Dish Network officially announced its new HD programming and hardware lineup during International CES, and CEO Charlie Ergen reported the company broke the 12 million subscriber milestone in December, that growth was solid last year and 2006 would see a major push for HD programming.

Part of that push was the announcement Dish was adding five new VOOM channels to its current lineup of 10 VOOM channels, for a total of 25. Consumers could now view all of Dish’s HD stations (called DishHD) and America’s Top Choice 60 for $54.99 per month. And if consumers didn’t want their local HD channels, they’d pay $5 less per month. Ergen said that viewers could watch 1,700 hours of high-definition programming per week. “I wouldn’t want to change places with anyone in this industry who delivers ones and zeros,” taking straight aim at the cable companies.

Also new from Dish is the rollout of local high-definition channels to major markets, beginning Feb. 1 with New York, Los Angeles, Chicago and Boston among the first to get the signals of the local ABC, CBS, FOX and NBC affiliates. This begins the transition from the current MPEG-2 format to MPEG-4. He noted that 50 percent of U.S. TV households would be covered by the end of 2006. Dish took the wraps off of three new MPEG-4 receivers that were on display in its booth.
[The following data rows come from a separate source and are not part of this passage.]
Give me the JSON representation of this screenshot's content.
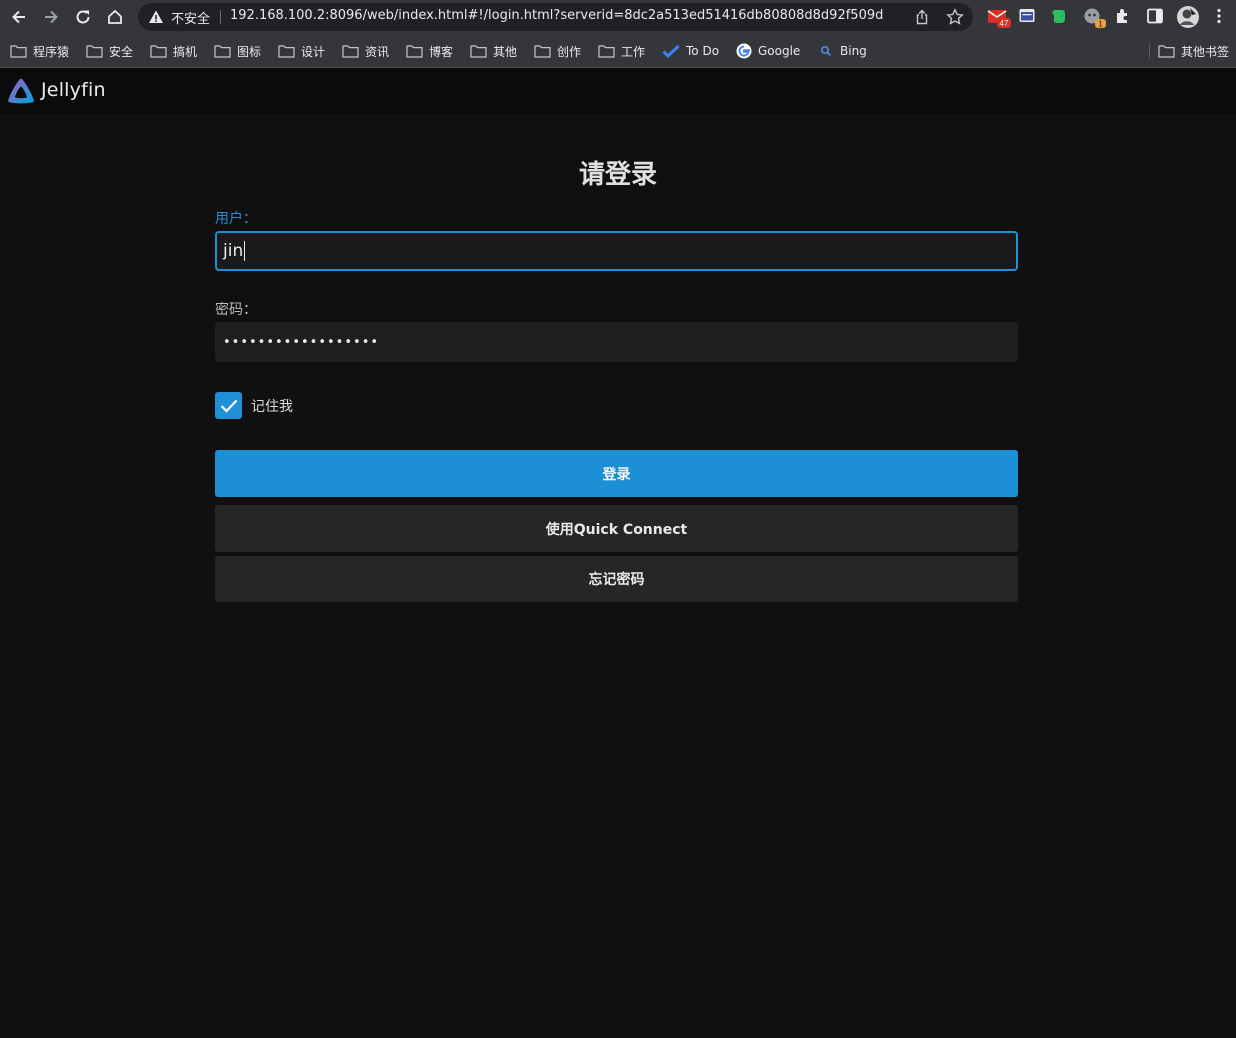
{
  "browser": {
    "omnibox": {
      "security_label": "不安全",
      "url": "192.168.100.2:8096/web/index.html#!/login.html?serverid=8dc2a513ed51416db80808d8d92f509d"
    },
    "extensions": [
      {
        "icon": "mail-extension-icon",
        "badge": "47"
      },
      {
        "icon": "window-extension-icon"
      },
      {
        "icon": "evernote-extension-icon"
      },
      {
        "icon": "wechat-extension-icon",
        "badge": "1"
      },
      {
        "icon": "puzzle-icon"
      },
      {
        "icon": "sidebar-icon"
      },
      {
        "icon": "profile-avatar-icon"
      },
      {
        "icon": "more-vert-icon"
      }
    ],
    "bookmarks": [
      {
        "label": "程序猿",
        "icon": "folder-icon"
      },
      {
        "label": "安全",
        "icon": "folder-icon"
      },
      {
        "label": "搞机",
        "icon": "folder-icon"
      },
      {
        "label": "图标",
        "icon": "folder-icon"
      },
      {
        "label": "设计",
        "icon": "folder-icon"
      },
      {
        "label": "资讯",
        "icon": "folder-icon"
      },
      {
        "label": "博客",
        "icon": "folder-icon"
      },
      {
        "label": "其他",
        "icon": "folder-icon"
      },
      {
        "label": "创作",
        "icon": "folder-icon"
      },
      {
        "label": "工作",
        "icon": "folder-icon"
      },
      {
        "label": "To Do",
        "icon": "todo-icon"
      },
      {
        "label": "Google",
        "icon": "google-icon"
      },
      {
        "label": "Bing",
        "icon": "search-icon"
      }
    ],
    "other_bookmarks": "其他书签"
  },
  "app": {
    "name": "Jellyfin"
  },
  "login": {
    "title": "请登录",
    "username_label": "用户：",
    "username_value": "jin",
    "password_label": "密码：",
    "password_masked": "••••••••••••••••••",
    "remember_label": "记住我",
    "remember_checked": true,
    "submit_label": "登录",
    "quick_connect_label": "使用Quick Connect",
    "forgot_label": "忘记密码"
  },
  "colors": {
    "accent": "#1d8fd5",
    "background": "#101010",
    "header": "#0b0b0b",
    "button_secondary": "#262626"
  }
}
The models include the VIP 211 single room box that receives HD and SD signals, the multiroom VR 222 that shows an HD image on the main screen and SD to another set in the house. The top-of-the-line VIP 622 is the company’s dual tuner uber deck with a built-in 320GB PVR that records 180 hours of high-definition shows. It too has multiroom capability. As the company makes its transition to MPEG-4, questions were asked of Ergen how current HD customers would be handled. He said more details would come in an upcoming “Charlie Chat” show but he did stress the company would “take care of our customers.”
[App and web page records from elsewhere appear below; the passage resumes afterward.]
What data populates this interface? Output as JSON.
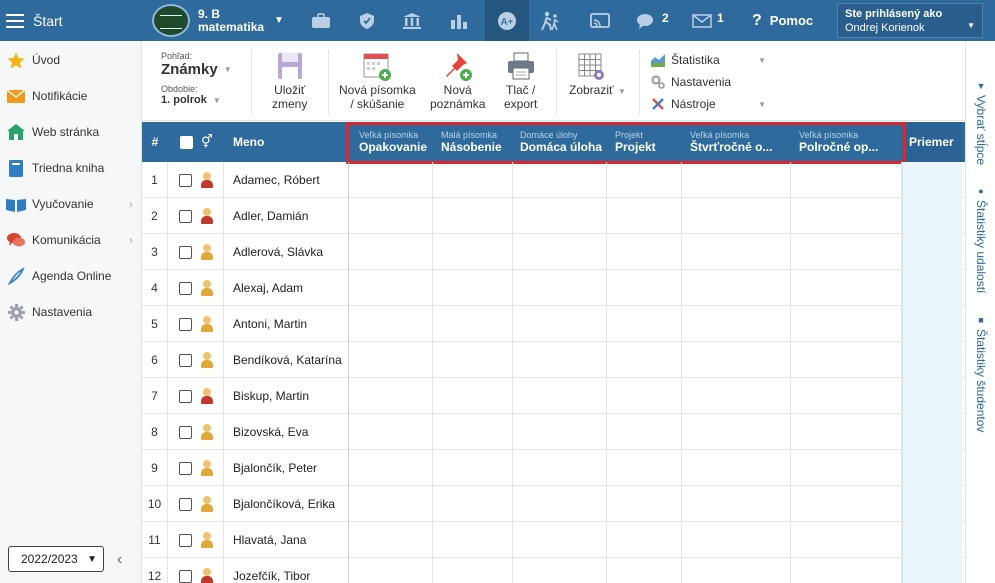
{
  "topbar": {
    "start_label": "Štart",
    "class_line1": "9. B",
    "class_line2": "matematika",
    "chat_count": "2",
    "mail_count": "1",
    "help_label": "Pomoc",
    "user_line1": "Ste prihlásený ako",
    "user_line2": "Ondrej Korienok",
    "icons": [
      "briefcase-icon",
      "shield-icon",
      "bank-icon",
      "bar-chart-icon",
      "grades-icon",
      "hiking-icon",
      "cast-icon",
      "chat-icon",
      "mail-icon",
      "help-icon"
    ]
  },
  "sidebar": {
    "items": [
      {
        "label": "Úvod",
        "icon": "star-icon",
        "color": "#f2b517"
      },
      {
        "label": "Notifikácie",
        "icon": "envelope-icon",
        "color": "#f09a1a"
      },
      {
        "label": "Web stránka",
        "icon": "home-icon",
        "color": "#2aa36b"
      },
      {
        "label": "Triedna kniha",
        "icon": "book-icon",
        "color": "#2e7fc1"
      },
      {
        "label": "Vyučovanie",
        "icon": "open-book-icon",
        "color": "#2e7fc1"
      },
      {
        "label": "Komunikácia",
        "icon": "chat-bubbles-icon",
        "color": "#d6452e"
      },
      {
        "label": "Agenda Online",
        "icon": "pen-icon",
        "color": "#3b86c8"
      },
      {
        "label": "Nastavenia",
        "icon": "gear-icon",
        "color": "#9aa1a8"
      }
    ],
    "year": "2022/2023"
  },
  "toolbar": {
    "view_small": "Pohľad:",
    "view_value": "Známky",
    "period_small": "Obdobie:",
    "period_value": "1. polrok",
    "save_l1": "Uložiť",
    "save_l2": "zmeny",
    "new_test_l1": "Nová písomka",
    "new_test_l2": "/ skúšanie",
    "new_note_l1": "Nová",
    "new_note_l2": "poznámka",
    "print_l1": "Tlač /",
    "print_l2": "export",
    "display_label": "Zobraziť",
    "statistics": "Štatistika",
    "settings": "Nastavenia",
    "tools": "Nástroje"
  },
  "rightrail": {
    "columns": "Vybrať stĺpce",
    "event_stats": "Štatistiky udalostí",
    "student_stats": "Štatistiky študentov"
  },
  "grid": {
    "num_header": "#",
    "name_header": "Meno",
    "avg_header": "Priemer",
    "columns": [
      {
        "category": "Veľká písomka",
        "name": "Opakovanie"
      },
      {
        "category": "Malá písomka",
        "name": "Násobenie"
      },
      {
        "category": "Domáce úlohy",
        "name": "Domáca úloha"
      },
      {
        "category": "Projekt",
        "name": "Projekt"
      },
      {
        "category": "Veľká písomka",
        "name": "Štvrťročné o..."
      },
      {
        "category": "Veľká písomka",
        "name": "Polročné op..."
      }
    ],
    "students": [
      {
        "num": "1",
        "name": "Adamec, Róbert",
        "gender": "male"
      },
      {
        "num": "2",
        "name": "Adler, Damián",
        "gender": "male"
      },
      {
        "num": "3",
        "name": "Adlerová, Slávka",
        "gender": "female"
      },
      {
        "num": "4",
        "name": "Alexaj, Adam",
        "gender": "female"
      },
      {
        "num": "5",
        "name": "Antoni, Martin",
        "gender": "female"
      },
      {
        "num": "6",
        "name": "Bendíková, Katarína",
        "gender": "female"
      },
      {
        "num": "7",
        "name": "Biskup, Martin",
        "gender": "male"
      },
      {
        "num": "8",
        "name": "Bizovská, Eva",
        "gender": "female"
      },
      {
        "num": "9",
        "name": "Bjalončík, Peter",
        "gender": "female"
      },
      {
        "num": "10",
        "name": "Bjalončíková, Erika",
        "gender": "female"
      },
      {
        "num": "11",
        "name": "Hlavatá, Jana",
        "gender": "female"
      },
      {
        "num": "12",
        "name": "Jozefčík, Tibor",
        "gender": "male"
      }
    ]
  }
}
With 1,080p televisions making a splash at International CES, chief technical officer Mark Jackson said that it would be at least a year before a Dish receiver would offer a 1,080p output.